The most fundamental similarity between “The Circus” and those books, though, is their cynical treatment of politics as a game, one played by savvy operators who manipulate the public into voting the way they want. Elections, in this view, are won and lost by campaign strategists, who use the news cycle to build narratives that benefit their candidates or, more likely, hurt their opponents. Political reporters, wise to the strategists’ tricks, reinforce or reject their efforts. And it is the resulting media moments — like Sarah Palin’s disastrous “60 Minutes” interview in 2008, or Mitt Romney’s 47-percent video in 2012 — that decide elections.
But in a 2020 race devoid of such theater, the backstage maneuvering doesn’t feel terribly consequential. One campaign’s strategy is to keep the candidate largely hidden away, for public health (but also political) reasons. The other’s chief strategist is the candidate himself, who constantly broadcasts his thoughts and intentions on Twitter and Fox News.
Granted, the strategists still believe they are pulling the strings. The Trump adviser Kellyanne Conway, talking to Palmieri, lapses into the third person: “When the history books are written and they say Kellyanne was the first woman in history to successfully manage a U.S. presidential campaign … ” — as if her role in the 2016 race will merit even a footnote. When Heilemann marvels to Kate Bedingfield, Biden’s communications director, “Who knew that the basement strategy would be a winning strategy?” she replies, “Well, we did, John.”

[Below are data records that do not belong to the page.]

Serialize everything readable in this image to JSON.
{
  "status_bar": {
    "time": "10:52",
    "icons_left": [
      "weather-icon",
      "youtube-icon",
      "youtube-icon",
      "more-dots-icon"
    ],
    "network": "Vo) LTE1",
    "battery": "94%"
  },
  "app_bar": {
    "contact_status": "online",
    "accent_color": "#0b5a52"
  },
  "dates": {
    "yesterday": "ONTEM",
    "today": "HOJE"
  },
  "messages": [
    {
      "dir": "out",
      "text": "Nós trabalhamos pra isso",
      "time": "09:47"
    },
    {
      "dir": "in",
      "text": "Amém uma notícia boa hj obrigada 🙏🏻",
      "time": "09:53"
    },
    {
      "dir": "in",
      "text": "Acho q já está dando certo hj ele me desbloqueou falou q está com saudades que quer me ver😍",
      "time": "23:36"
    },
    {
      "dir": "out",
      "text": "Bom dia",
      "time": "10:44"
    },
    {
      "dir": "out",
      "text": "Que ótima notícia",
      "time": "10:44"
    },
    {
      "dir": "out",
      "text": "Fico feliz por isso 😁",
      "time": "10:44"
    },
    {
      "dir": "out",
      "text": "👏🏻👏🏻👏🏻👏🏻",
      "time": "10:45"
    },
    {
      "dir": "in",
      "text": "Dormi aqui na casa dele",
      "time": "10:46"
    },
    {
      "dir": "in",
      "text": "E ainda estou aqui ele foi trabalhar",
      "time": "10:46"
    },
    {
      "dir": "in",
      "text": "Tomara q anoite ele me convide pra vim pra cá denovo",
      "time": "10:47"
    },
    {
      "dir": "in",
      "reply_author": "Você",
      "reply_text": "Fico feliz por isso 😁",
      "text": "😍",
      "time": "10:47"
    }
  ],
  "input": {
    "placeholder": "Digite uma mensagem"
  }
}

The journalists, though, seem to glean that their roles have been diminished. “The Circus” used to depict its hosts as insiders at the center of the action: Its signature look, reminiscent of a third-person shooter video game, had them filmed from behind as they wove through the crowded halls of Congress or a civic-center campaign rally. Now Heilemann is seen from a distance, wandering forlornly through a parking lot at a “drive-in” Biden rally, or standing outside the candidate’s house, telling the camera that “down at the end of that driveway, Joe Biden’s making history.”